Talking About Reading About Renegades

Dave Killion — May 11, 2011

The Book Club recently met for its first discussion on Thaddeus Russell’s latest title “A Renegade History of the United States“. The book is divided into four parts, and we are well into Part One – Making Renegades Into Americans. So far, the book is fun, albeit in a shocking, horrifying, and bizzare way. David C offered me this from his notes –

  • Interesting how many people were alcoholics during the American revolution and how this ended years later. I was blown away by how many taverns there were in Philadelphia.
  • Prostitution levels very high as well.
  • Mixing of blacks and whites in city centers was happening long ago: my impression is that many people only think this happened post civil war but that is not the case!
  • Pirate/merchant’s of the 1700’s introduced a raucous culture to port town’s and city in the colonies.  Puritans were dominant before that.
  • Founding fathers didn’t like rambunctiousness of the crazies on the streets and in taverns.

David’s point on racial mixing is, I think, very important. From the book-

Lower-class taverns were the first racially integrated public spaces in America. Black, white, and brown Americans came together through mutual desire centuries before the federal government brought them together by force.”

This is in keeping with libertarian arguments that the market punishes discrimination and rewards tolerance, and that slavery, bigotry, and racism can only endure through (and are in fact encouraged and even required by) government policy.

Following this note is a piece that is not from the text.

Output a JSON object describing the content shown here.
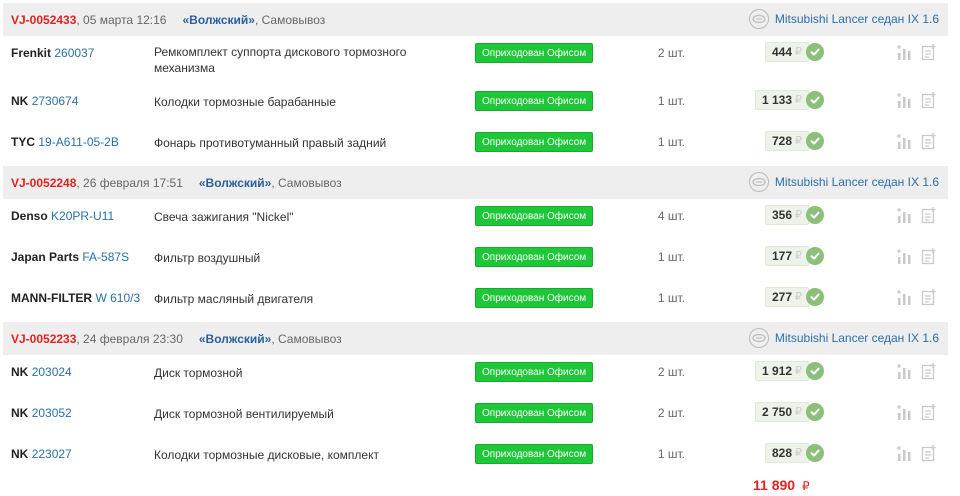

Russell also wants to show that the Founding Fathers felt that rigid self-denial was necessary in order to maintain the discipline required to manage a self-ruled society. To that end, the self-indulgences of drinking, whoring, race-mixing, dancing, and just about every other element of the pleasure culture had to be curtailed –

“Personal freedom and sensual pleasure came under attack during the democratic revolution nut because the revolutionaries were puritans, but because democracy is puritanical.”

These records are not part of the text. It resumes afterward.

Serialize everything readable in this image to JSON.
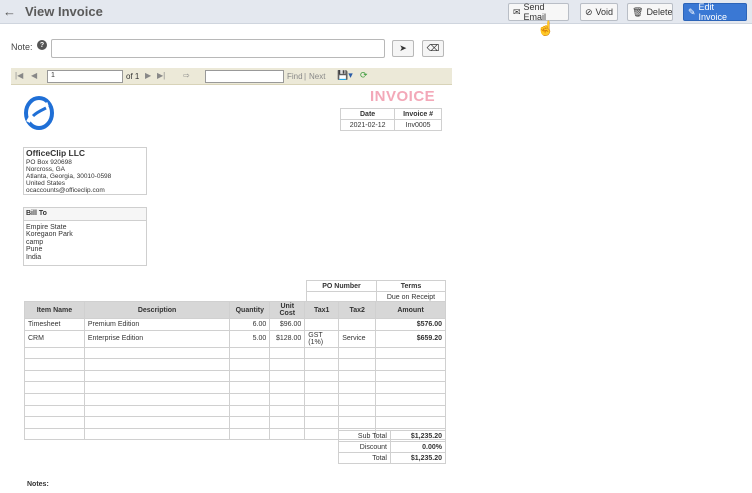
{
  "header": {
    "title": "View Invoice",
    "buttons": {
      "send_email": "Send Email",
      "void": "Void",
      "delete": "Delete",
      "edit_invoice": "Edit Invoice"
    }
  },
  "note": {
    "label": "Note:",
    "value": ""
  },
  "report_toolbar": {
    "page": "1",
    "of_label": "of 1",
    "find": "Find",
    "separator": "|",
    "next": "Next"
  },
  "invoice": {
    "heading": "INVOICE",
    "date_label": "Date",
    "number_label": "Invoice #",
    "date": "2021-02-12",
    "number": "Inv0005"
  },
  "company": {
    "name": "OfficeClip LLC",
    "lines": [
      "PO Box 920698",
      "Norcross, GA",
      "Atlanta, Georgia, 30010-0598",
      "United States",
      "ocaccounts@officeclip.com"
    ]
  },
  "bill_to": {
    "label": "Bill To",
    "lines": [
      "Empire State",
      "Koregaon Park",
      "camp",
      "Pune",
      "India"
    ]
  },
  "po": {
    "po_label": "PO Number",
    "terms_label": "Terms",
    "po_value": "",
    "terms_value": "Due on Receipt"
  },
  "items": {
    "columns": [
      "Item Name",
      "Description",
      "Quantity",
      "Unit Cost",
      "Tax1",
      "Tax2",
      "Amount"
    ],
    "rows": [
      [
        "Timesheet",
        "Premium Edition",
        "6.00",
        "$96.00",
        "",
        "",
        "$576.00"
      ],
      [
        "CRM",
        "Enterprise Edition",
        "5.00",
        "$128.00",
        "GST (1%)",
        "Service",
        "$659.20"
      ]
    ],
    "blank_rows": 8
  },
  "totals": [
    {
      "label": "Sub Total",
      "value": "$1,235.20"
    },
    {
      "label": "Discount",
      "value": "0.00%"
    },
    {
      "label": "Total",
      "value": "$1,235.20"
    }
  ],
  "notes_label": "Notes:"
}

Lots more good stuff to come!

Leave a Comment

Disclaimer: The articles and opinions expressed here are the views of the writer and do not necessarily reflect the views and opinions of the Libertarian Book Club.